Another issue I found is that the left and right earpieces sometimes go slightly out of sync with each other for no apparent reason. One side falls about a millisecond behind the other which gives the sound a strange DSP type stereo wide effect. This didn’t occur as often as the signal drops but certainly enough to be very frustrating. I have been informed that all these issues will be fixed in the final retail version but, of course, I cannot rate a product based on promises. We will have to wait and see how the final product performs before making a final conclusion.
If a more neutral bass and brighter tonality appeal to your tastes, Q2 should be right up your alley. Among the TWS earphones that I’ve tested, Q2 is one of the few that aims for clarity and detail rather than bass and warmth.
What I found really interesting was how similar the sound signature is in both wireless and wired modes. BGVP has managed to keep both pretty close in tonality. However, I prefer the sound when using wireless because the upper mids and treble are slightly reduced but the quantity of bass stays about the same: this gives the wireless mode a bit more fullness and warmth, while at the same time cuts back some of the sibilance.
The bass is lean and fast. It’s quite neutral, which I know is something that appeals to a lot of enthusiasts out there. As a result, there’s no bleeding into the midrange. In addition, there is above average definition and slam. It’s not a particularly impactful or punchy bass but it does have nice extension and texture. Sub-bass notes have a light, fast rumble: they don’t carry much authority but it’s typical for a balanced armature bass.
Like a tangy sorbet, Q2’s mids are refreshing and light. You won’t hear any muddiness or veil here because the midrange has a clarity that’s rare in the TWS scene. Transients are fast and the overall presentation is very clean, detailed and open. Vocals have great articulation and good tonality but they are a bit lean. Classical and instrumental music sound particularly good with this type of midrange thanks to the openness, separation and uncoloured air between instruments.

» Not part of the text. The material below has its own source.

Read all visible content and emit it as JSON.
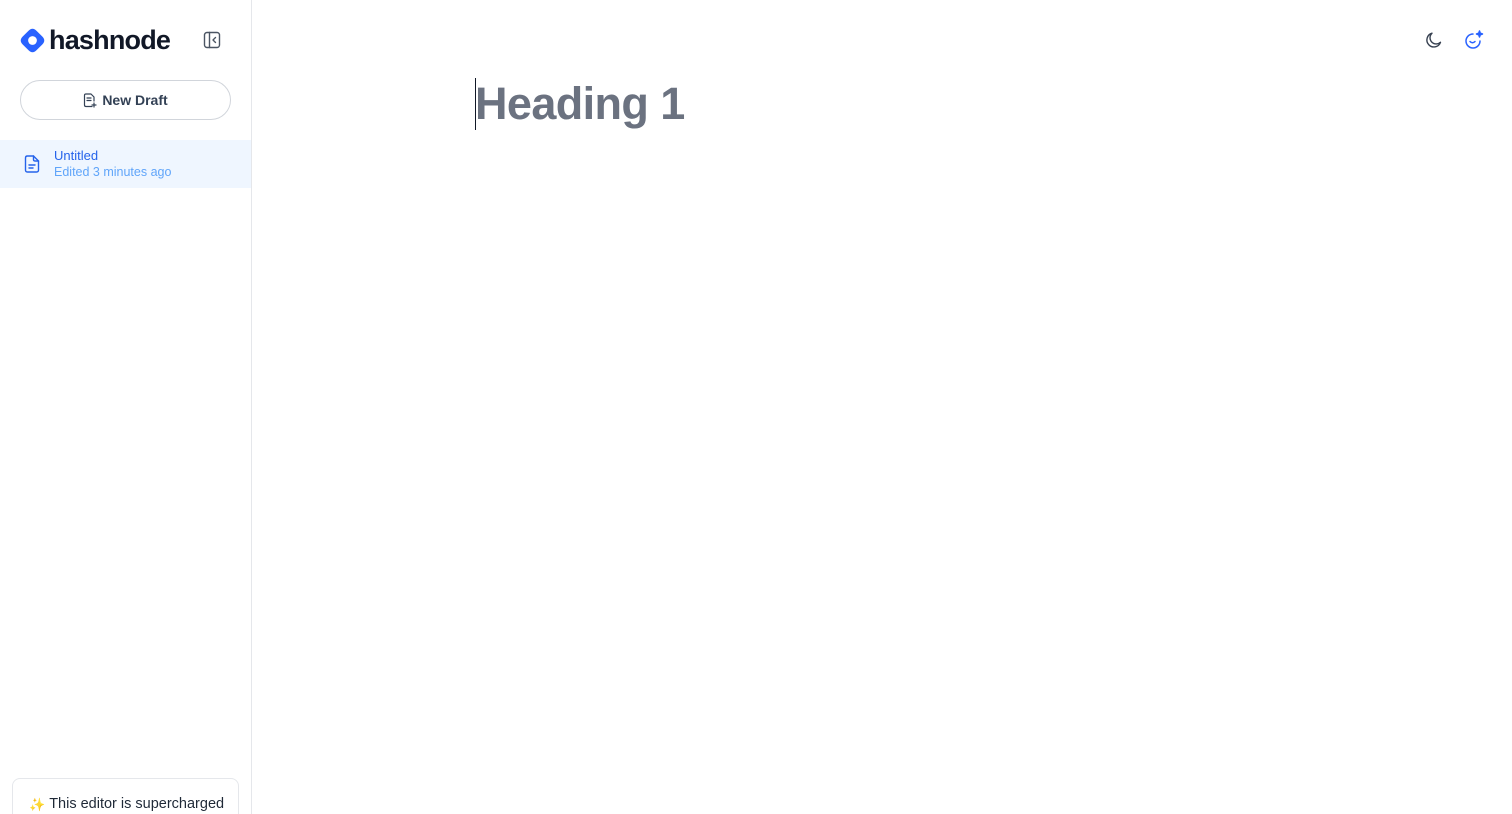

The treble is zesty and energetic with fantastic extension. It’s very detailed and precise, leading to excellent layering and abundant airiness. However, it does get sibilant and can be pretty strident, so treble-sensitive readers beware. It is aimed at precision and sparkle, which it does remarkably well but as a result, it can also be quite fatiguing after a short period of time.
This is where the Q2 really shines. The soundstage is much larger than the average TWS earphone, showcasing above average width and depth. Not only is the stage big but spatial positioning and imaging are top-class for a TWS earbud. The leanness of the bass plus the precision and airiness of the treble allow Q2 to create a holographic 3D space. It would be impressive in a normal IEM but for a wireless earbud, it’s outstanding.
The BGVP Quantum 2 TWS certainly shows a lot of promise. Right now though, there are still some creases that need to be ironed out before I can give it my full recommendation. The tuning is already quite good but now BGVP just needs to improve the Bluetooth functionality (which I’m told will be fixed for the final release). In any case, the Q2 is on track to being a very interesting TWS earbud with the potential to be a real hit.
BGVP Quantum 2 Specifications
Earphone sensitivity: 108dB
Frequency range: 10-35000Hz
Drivers: Knowles 32873 + 33518
Connection Type: Bluetooth 5.0 + MMCX (cable included with 3.5mm termination)
Codecs Available: AAC, SBC
Playback Time: 7 hours Approx
Total Battery Life with Case: 26 hours
Earphone (per side) Battery Capacity: 50mAh
Charging Case Battery Capacity: 350mAh
Charging Time: About 1.5 Hours
Effective range: Approx 10 metres
Bluetooth Supported Profiles: HSP, HFP, A2DP, AVRCP, SPP, PBAP